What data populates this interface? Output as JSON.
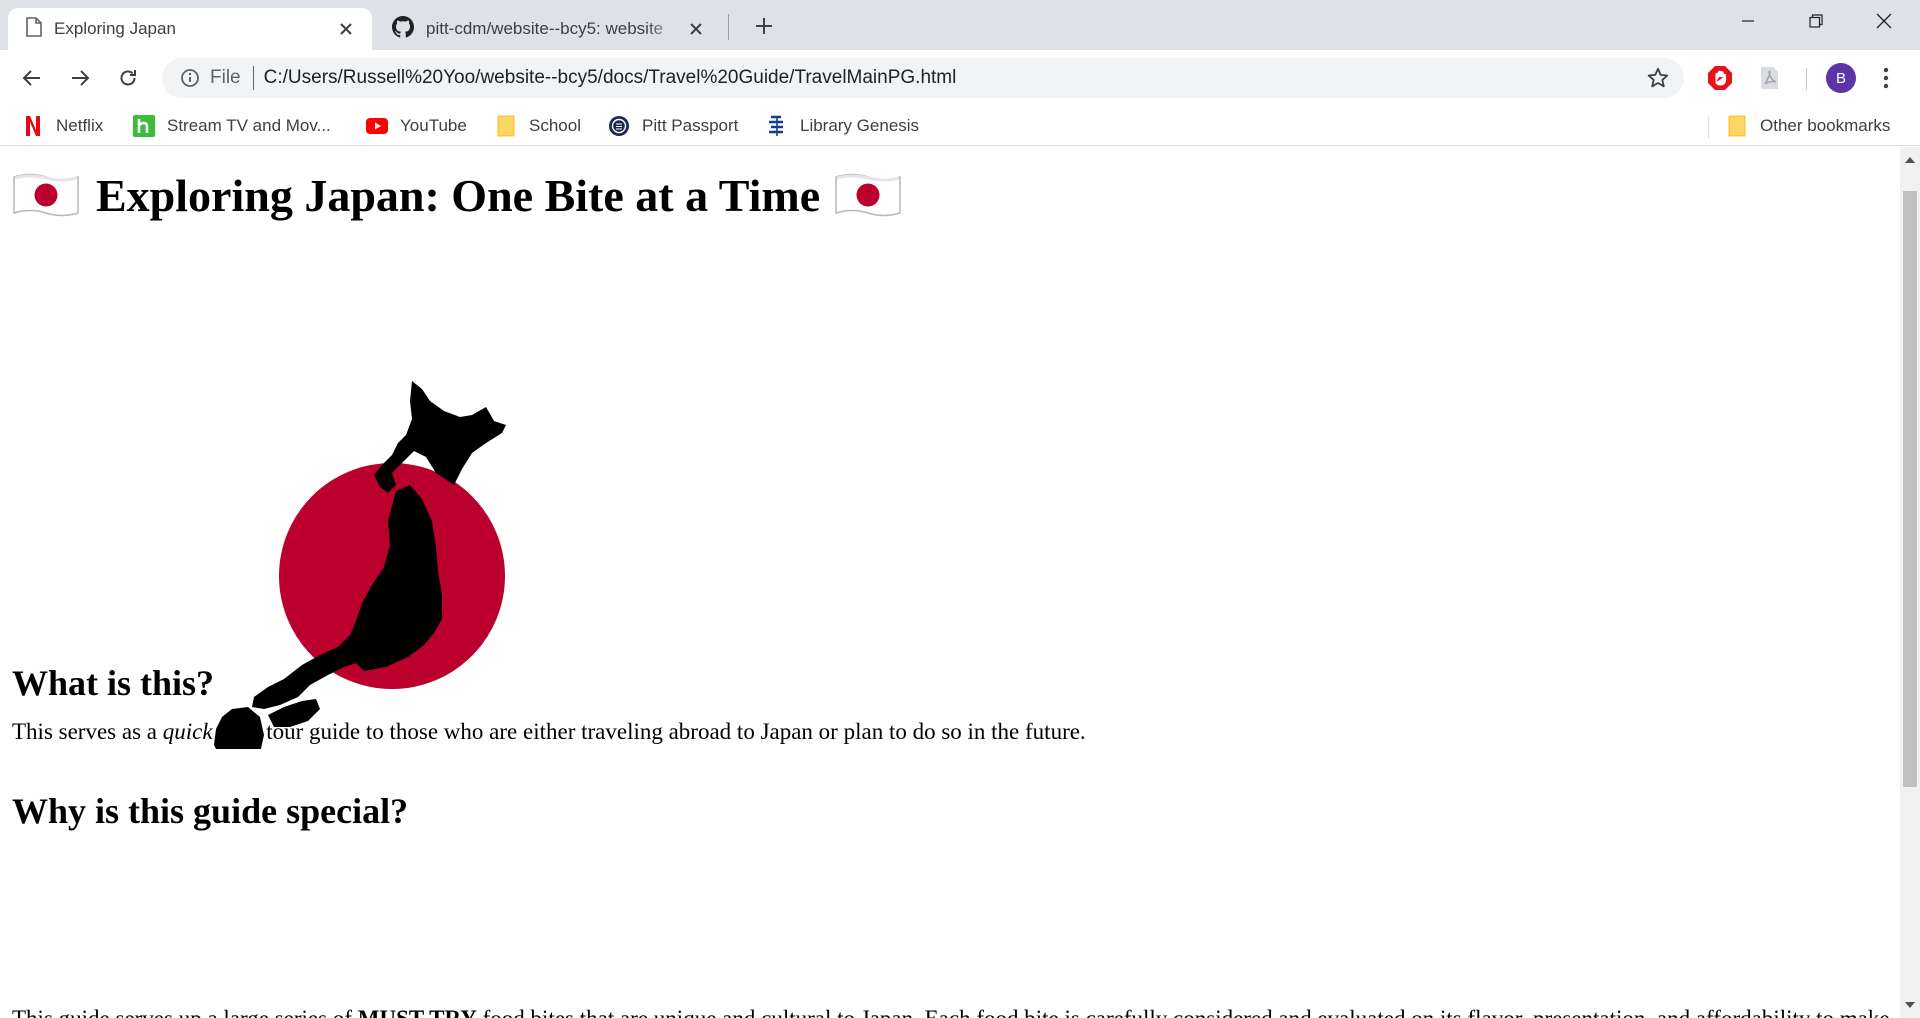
{
  "tabs": [
    {
      "title": "Exploring Japan",
      "icon": "page-icon",
      "active": true
    },
    {
      "title": "pitt-cdm/website--bcy5: website",
      "icon": "github-icon",
      "active": false
    }
  ],
  "window_controls": [
    "minimize-icon",
    "restore-icon",
    "close-icon"
  ],
  "omnibox": {
    "scheme": "File",
    "url": "C:/Users/Russell%20Yoo/website--bcy5/docs/Travel%20Guide/TravelMainPG.html"
  },
  "profile": {
    "initial": "B",
    "color": "#5b34a8"
  },
  "bookmarks": [
    {
      "label": "Netflix",
      "icon": "netflix-icon"
    },
    {
      "label": "Stream TV and Mov...",
      "icon": "hulu-icon"
    },
    {
      "label": "YouTube",
      "icon": "youtube-icon"
    },
    {
      "label": "School",
      "icon": "folder-icon"
    },
    {
      "label": "Pitt Passport",
      "icon": "pitt-icon"
    },
    {
      "label": "Library Genesis",
      "icon": "library-icon"
    }
  ],
  "other_bookmarks": {
    "label": "Other bookmarks",
    "icon": "folder-icon"
  },
  "page": {
    "title": "Exploring Japan: One Bite at a Time",
    "sections": [
      {
        "heading": "What is this?",
        "text_before": "This serves as a ",
        "text_em": "quick",
        "text_after": " food tour guide to those who are either traveling abroad to Japan or plan to do so in the future."
      },
      {
        "heading": "Why is this guide special?",
        "text_before": "This guide serves up a large series of ",
        "text_strong": "MUST TRY",
        "text_after": " food bites that are unique and cultural to Japan. Each food bite is carefully considered and evaluated on its flavor, presentation, and affordability to make"
      }
    ]
  },
  "colors": {
    "flag_red": "#bc002d",
    "tab_strip": "#dee1e6",
    "omnibox": "#f1f3f4"
  }
}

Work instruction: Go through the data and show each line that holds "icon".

Task output:
      "icon": "page-icon",
      "icon": "github-icon",
    "minimize-icon",
    "restore-icon",
    "close-icon"
      "icon": "netflix-icon"
      "icon": "hulu-icon"
      "icon": "youtube-icon"
      "icon": "folder-icon"
      "icon": "pitt-icon"
      "icon": "library-icon"
    "icon": "folder-icon"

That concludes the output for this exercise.